Start of Block

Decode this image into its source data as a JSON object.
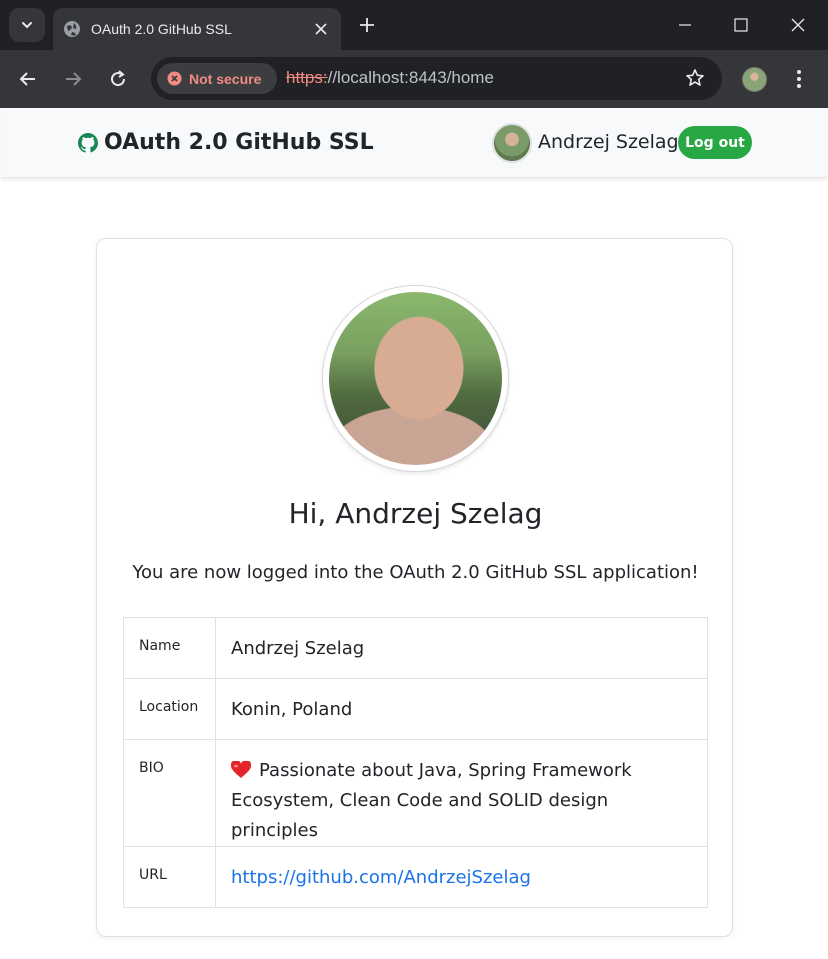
{
  "browser": {
    "tab_title": "OAuth 2.0 GitHub SSL",
    "security_chip": "Not secure",
    "url_scheme": "https:",
    "url_rest": "//localhost:8443/home"
  },
  "navbar": {
    "brand": "OAuth 2.0 GitHub SSL",
    "user_name": "Andrzej Szelag",
    "logout_label": "Log out"
  },
  "card": {
    "greeting": "Hi, Andrzej Szelag",
    "message": "You are now logged into the OAuth 2.0 GitHub SSL application!",
    "rows": [
      {
        "label": "Name",
        "value": "Andrzej Szelag"
      },
      {
        "label": "Location",
        "value": "Konin, Poland"
      },
      {
        "label": "BIO",
        "value": "Passionate about Java, Spring Framework Ecosystem, Clean Code and SOLID design principles"
      },
      {
        "label": "URL",
        "value": "https://github.com/AndrzejSzelag"
      }
    ]
  },
  "colors": {
    "accent_green": "#28a745",
    "link_blue": "#1a73e8",
    "insecure_red": "#f28b82"
  }
}
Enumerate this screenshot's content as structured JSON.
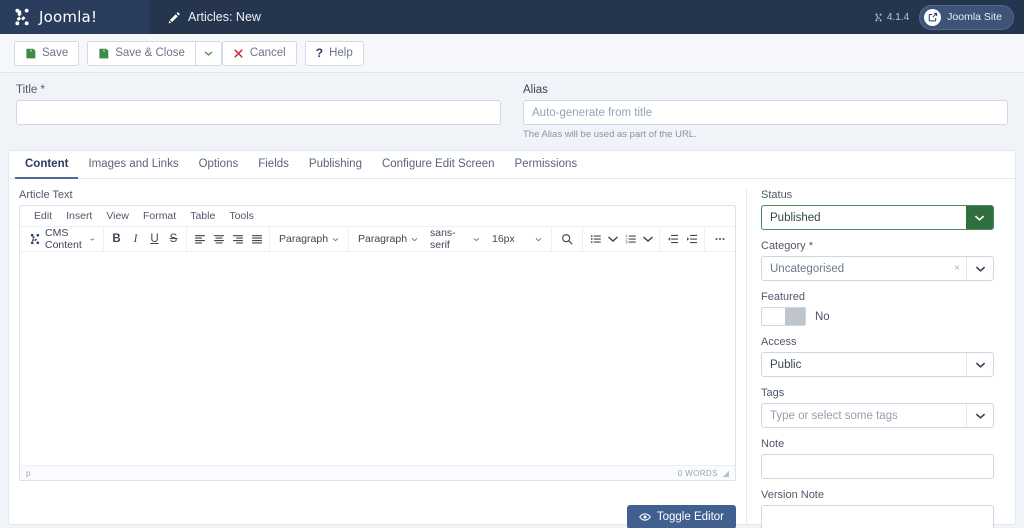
{
  "header": {
    "brand": "Joomla!",
    "brand_icon": "joomla-logo-icon",
    "page_title": "Articles: New",
    "page_title_icon": "pencil-icon",
    "version": "4.1.4",
    "version_icon": "joomla-mark-icon",
    "site_button": "Joomla Site",
    "site_button_icon": "external-link-icon",
    "colors": {
      "brand_bar": "#2a3d5c",
      "header_bar": "#26354e",
      "site_btn": "#3d5478"
    }
  },
  "toolbar": {
    "save_label": "Save",
    "save_icon": "save-disk-icon",
    "save_close_label": "Save & Close",
    "save_close_icon": "save-disk-icon",
    "dropdown_icon": "chevron-down-icon",
    "cancel_label": "Cancel",
    "cancel_icon": "cancel-x-icon",
    "help_label": "Help",
    "help_icon": "question-mark-icon"
  },
  "form": {
    "title_label": "Title *",
    "title_value": "",
    "title_placeholder": "",
    "alias_label": "Alias",
    "alias_value": "",
    "alias_placeholder": "Auto-generate from title",
    "alias_hint": "The Alias will be used as part of the URL."
  },
  "tabs": [
    {
      "label": "Content",
      "active": true
    },
    {
      "label": "Images and Links",
      "active": false
    },
    {
      "label": "Options",
      "active": false
    },
    {
      "label": "Fields",
      "active": false
    },
    {
      "label": "Publishing",
      "active": false
    },
    {
      "label": "Configure Edit Screen",
      "active": false
    },
    {
      "label": "Permissions",
      "active": false
    }
  ],
  "editor": {
    "label": "Article Text",
    "menubar": [
      "Edit",
      "Insert",
      "View",
      "Format",
      "Table",
      "Tools"
    ],
    "cms_content_label": "CMS Content",
    "cms_content_icon": "joomla-mark-icon",
    "bold_label": "B",
    "italic_label": "I",
    "underline_label": "U",
    "strike_label": "S",
    "align_icons": [
      "align-left-icon",
      "align-center-icon",
      "align-right-icon",
      "align-justify-icon"
    ],
    "block_format": "Paragraph",
    "paragraph_format": "Paragraph",
    "font_family": "sans-serif",
    "font_size": "16px",
    "search_icon": "search-icon",
    "bullet_list_icon": "bullet-list-icon",
    "numbered_list_icon": "numbered-list-icon",
    "outdent_icon": "outdent-icon",
    "indent_icon": "indent-icon",
    "more_icon": "ellipsis-icon",
    "content": "",
    "status_element": "p",
    "word_count": "0 WORDS",
    "resize_icon": "resize-handle-icon"
  },
  "toggle_editor": {
    "label": "Toggle Editor",
    "icon": "eye-icon",
    "color": "#41608f"
  },
  "sidebar": {
    "status": {
      "label": "Status",
      "value": "Published",
      "icon": "chevron-down-icon",
      "accent": "#2f6e3f"
    },
    "category": {
      "label": "Category *",
      "value": "Uncategorised",
      "clear_icon": "clear-x-icon",
      "icon": "chevron-down-icon"
    },
    "featured": {
      "label": "Featured",
      "value": "No",
      "toggle_on": false
    },
    "access": {
      "label": "Access",
      "value": "Public",
      "icon": "chevron-down-icon"
    },
    "tags": {
      "label": "Tags",
      "placeholder": "Type or select some tags",
      "value": "",
      "icon": "chevron-down-icon"
    },
    "note": {
      "label": "Note",
      "value": "",
      "placeholder": ""
    },
    "version_note": {
      "label": "Version Note",
      "value": "",
      "placeholder": ""
    }
  }
}
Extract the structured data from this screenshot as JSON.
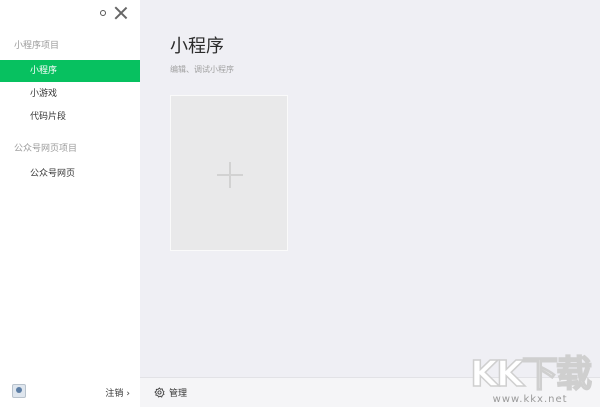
{
  "sidebar": {
    "sections": [
      {
        "title": "小程序项目",
        "items": [
          "小程序",
          "小游戏",
          "代码片段"
        ]
      },
      {
        "title": "公众号网页项目",
        "items": [
          "公众号网页"
        ]
      }
    ],
    "footer": {
      "logout_label": "注销"
    }
  },
  "main": {
    "title": "小程序",
    "subtitle": "编辑、调试小程序"
  },
  "bottom_bar": {
    "manage_label": "管理"
  },
  "watermark": {
    "logo_text": "KK下载",
    "url": "www.kkx.net"
  },
  "colors": {
    "accent": "#07c160",
    "sidebar_bg": "#ffffff",
    "main_bg": "#efeff4"
  }
}
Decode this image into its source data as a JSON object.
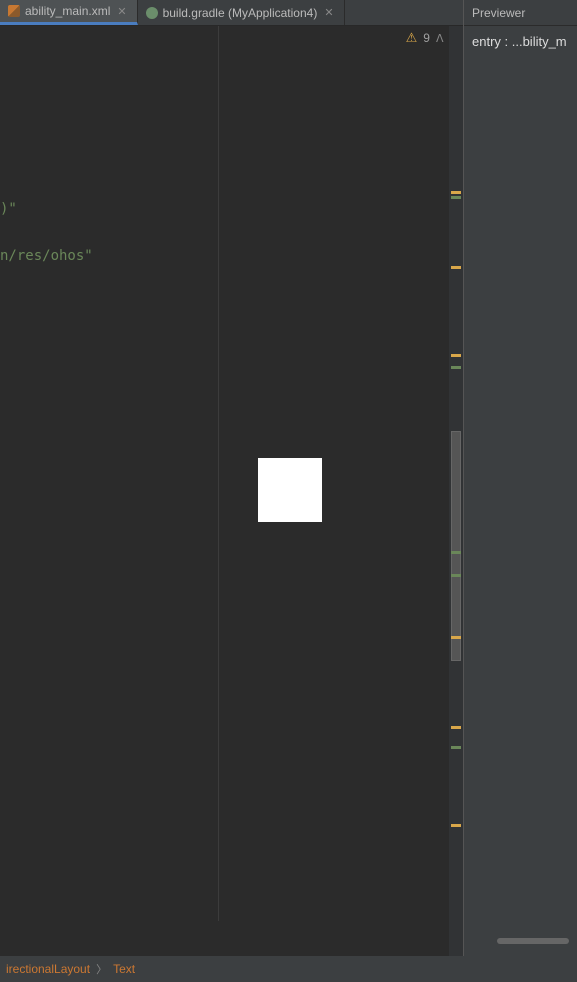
{
  "tabs": {
    "active": {
      "label": "ability_main.xml"
    },
    "inactive": {
      "label": "build.gradle (MyApplication4)"
    }
  },
  "previewer": {
    "title": "Previewer",
    "entry_text": "entry : ...bility_m"
  },
  "code": {
    "line1": ")\"",
    "line2": "n/res/ohos\""
  },
  "warnings": {
    "count": "9"
  },
  "breadcrumb": {
    "item1": "irectionalLayout",
    "item2": "Text"
  }
}
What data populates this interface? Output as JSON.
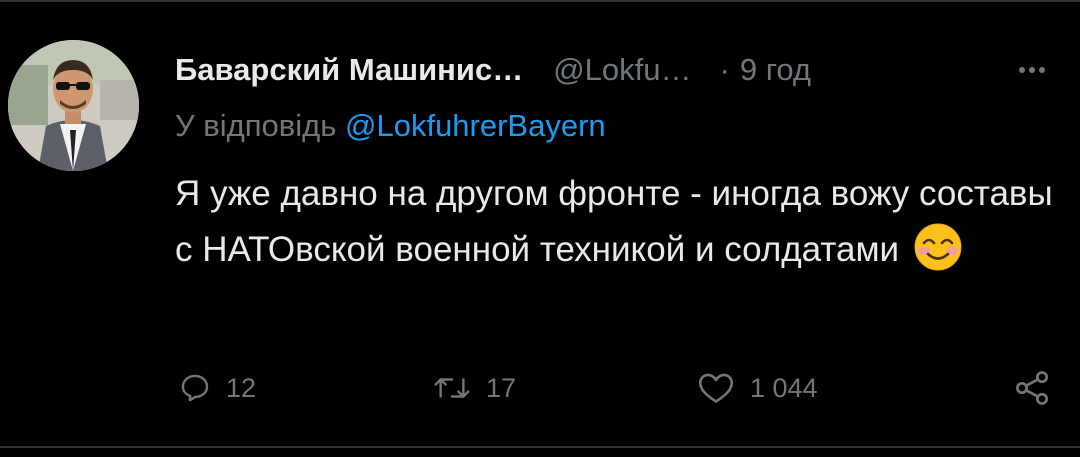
{
  "tweet": {
    "author": {
      "display_name": "Баварский Машинис…",
      "handle": "@Lokfu…",
      "avatar_icon": "user-avatar-photo"
    },
    "separator": "·",
    "time": "9 год",
    "reply_prefix": "У відповідь ",
    "reply_handle": "@LokfuhrerBayern",
    "text": "Я уже давно на другом фронте - иногда вожу составы с НАТОвской военной техникой и солдатами",
    "emoji_icon": "smiling-face-with-smiling-eyes-emoji"
  },
  "actions": {
    "replies": {
      "icon": "reply-icon",
      "count": "12"
    },
    "retweets": {
      "icon": "retweet-icon",
      "count": "17"
    },
    "likes": {
      "icon": "heart-icon",
      "count": "1 044"
    },
    "share": {
      "icon": "share-icon"
    }
  },
  "colors": {
    "background": "#000000",
    "primary_text": "#e7e9ea",
    "secondary_text": "#71767b",
    "link": "#1d9bf0",
    "divider": "#2f3336"
  }
}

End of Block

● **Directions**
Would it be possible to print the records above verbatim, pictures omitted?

● **Finished exercise**
Decode this image into its source data as a JSON object.
{
  "browser": {
    "tab_title": "OAuth 2.0 GitHub SSL",
    "security_chip": "Not secure",
    "url_scheme": "https:",
    "url_rest": "//localhost:8443/home"
  },
  "navbar": {
    "brand": "OAuth 2.0 GitHub SSL",
    "user_name": "Andrzej Szelag",
    "logout_label": "Log out"
  },
  "card": {
    "greeting": "Hi, Andrzej Szelag",
    "message": "You are now logged into the OAuth 2.0 GitHub SSL application!",
    "rows": [
      {
        "label": "Name",
        "value": "Andrzej Szelag"
      },
      {
        "label": "Location",
        "value": "Konin, Poland"
      },
      {
        "label": "BIO",
        "value": "Passionate about Java, Spring Framework Ecosystem, Clean Code and SOLID design principles"
      },
      {
        "label": "URL",
        "value": "https://github.com/AndrzejSzelag"
      }
    ]
  },
  "colors": {
    "accent_green": "#28a745",
    "link_blue": "#1a73e8",
    "insecure_red": "#f28b82"
  }
}
Enumerate this screenshot's content as structured JSON.
{
  "header": {
    "brand": "Joomla!",
    "brand_icon": "joomla-logo-icon",
    "page_title": "Articles: New",
    "page_title_icon": "pencil-icon",
    "version": "4.1.4",
    "version_icon": "joomla-mark-icon",
    "site_button": "Joomla Site",
    "site_button_icon": "external-link-icon",
    "colors": {
      "brand_bar": "#2a3d5c",
      "header_bar": "#26354e",
      "site_btn": "#3d5478"
    }
  },
  "toolbar": {
    "save_label": "Save",
    "save_icon": "save-disk-icon",
    "save_close_label": "Save & Close",
    "save_close_icon": "save-disk-icon",
    "dropdown_icon": "chevron-down-icon",
    "cancel_label": "Cancel",
    "cancel_icon": "cancel-x-icon",
    "help_label": "Help",
    "help_icon": "question-mark-icon"
  },
  "form": {
    "title_label": "Title *",
    "title_value": "",
    "title_placeholder": "",
    "alias_label": "Alias",
    "alias_value": "",
    "alias_placeholder": "Auto-generate from title",
    "alias_hint": "The Alias will be used as part of the URL."
  },
  "tabs": [
    {
      "label": "Content",
      "active": true
    },
    {
      "label": "Images and Links",
      "active": false
    },
    {
      "label": "Options",
      "active": false
    },
    {
      "label": "Fields",
      "active": false
    },
    {
      "label": "Publishing",
      "active": false
    },
    {
      "label": "Configure Edit Screen",
      "active": false
    },
    {
      "label": "Permissions",
      "active": false
    }
  ],
  "editor": {
    "label": "Article Text",
    "menubar": [
      "Edit",
      "Insert",
      "View",
      "Format",
      "Table",
      "Tools"
    ],
    "cms_content_label": "CMS Content",
    "cms_content_icon": "joomla-mark-icon",
    "bold_label": "B",
    "italic_label": "I",
    "underline_label": "U",
    "strike_label": "S",
    "align_icons": [
      "align-left-icon",
      "align-center-icon",
      "align-right-icon",
      "align-justify-icon"
    ],
    "block_format": "Paragraph",
    "paragraph_format": "Paragraph",
    "font_family": "sans-serif",
    "font_size": "16px",
    "search_icon": "search-icon",
    "bullet_list_icon": "bullet-list-icon",
    "numbered_list_icon": "numbered-list-icon",
    "outdent_icon": "outdent-icon",
    "indent_icon": "indent-icon",
    "more_icon": "ellipsis-icon",
    "content": "",
    "status_element": "p",
    "word_count": "0 WORDS",
    "resize_icon": "resize-handle-icon"
  },
  "toggle_editor": {
    "label": "Toggle Editor",
    "icon": "eye-icon",
    "color": "#41608f"
  },
  "sidebar": {
    "status": {
      "label": "Status",
      "value": "Published",
      "icon": "chevron-down-icon",
      "accent": "#2f6e3f"
    },
    "category": {
      "label": "Category *",
      "value": "Uncategorised",
      "clear_icon": "clear-x-icon",
      "icon": "chevron-down-icon"
    },
    "featured": {
      "label": "Featured",
      "value": "No",
      "toggle_on": false
    },
    "access": {
      "label": "Access",
      "value": "Public",
      "icon": "chevron-down-icon"
    },
    "tags": {
      "label": "Tags",
      "placeholder": "Type or select some tags",
      "value": "",
      "icon": "chevron-down-icon"
    },
    "note": {
      "label": "Note",
      "value": "",
      "placeholder": ""
    },
    "version_note": {
      "label": "Version Note",
      "value": "",
      "placeholder": ""
    }
  }
}
Extract the structured data from this screenshot as JSON.
{
  "sidebar": {
    "sections": [
      {
        "title": "小程序项目",
        "items": [
          "小程序",
          "小游戏",
          "代码片段"
        ]
      },
      {
        "title": "公众号网页项目",
        "items": [
          "公众号网页"
        ]
      }
    ],
    "footer": {
      "logout_label": "注销"
    }
  },
  "main": {
    "title": "小程序",
    "subtitle": "编辑、调试小程序"
  },
  "bottom_bar": {
    "manage_label": "管理"
  },
  "watermark": {
    "logo_text": "KK下载",
    "url": "www.kkx.net"
  },
  "colors": {
    "accent": "#07c160",
    "sidebar_bg": "#ffffff",
    "main_bg": "#efeff4"
  }
}
Decode this image into its source data as a JSON object.
{
  "tabs": {
    "active": {
      "label": "ability_main.xml"
    },
    "inactive": {
      "label": "build.gradle (MyApplication4)"
    }
  },
  "previewer": {
    "title": "Previewer",
    "entry_text": "entry : ...bility_m"
  },
  "code": {
    "line1": ")\"",
    "line2": "n/res/ohos\""
  },
  "warnings": {
    "count": "9"
  },
  "breadcrumb": {
    "item1": "irectionalLayout",
    "item2": "Text"
  }
}
What data populates this interface? Output as JSON.
{
  "tweet": {
    "author": {
      "display_name": "Баварский Машинис…",
      "handle": "@Lokfu…",
      "avatar_icon": "user-avatar-photo"
    },
    "separator": "·",
    "time": "9 год",
    "reply_prefix": "У відповідь ",
    "reply_handle": "@LokfuhrerBayern",
    "text": "Я уже давно на другом фронте - иногда вожу составы с НАТОвской военной техникой и солдатами",
    "emoji_icon": "smiling-face-with-smiling-eyes-emoji"
  },
  "actions": {
    "replies": {
      "icon": "reply-icon",
      "count": "12"
    },
    "retweets": {
      "icon": "retweet-icon",
      "count": "17"
    },
    "likes": {
      "icon": "heart-icon",
      "count": "1 044"
    },
    "share": {
      "icon": "share-icon"
    }
  },
  "colors": {
    "background": "#000000",
    "primary_text": "#e7e9ea",
    "secondary_text": "#71767b",
    "link": "#1d9bf0",
    "divider": "#2f3336"
  }
}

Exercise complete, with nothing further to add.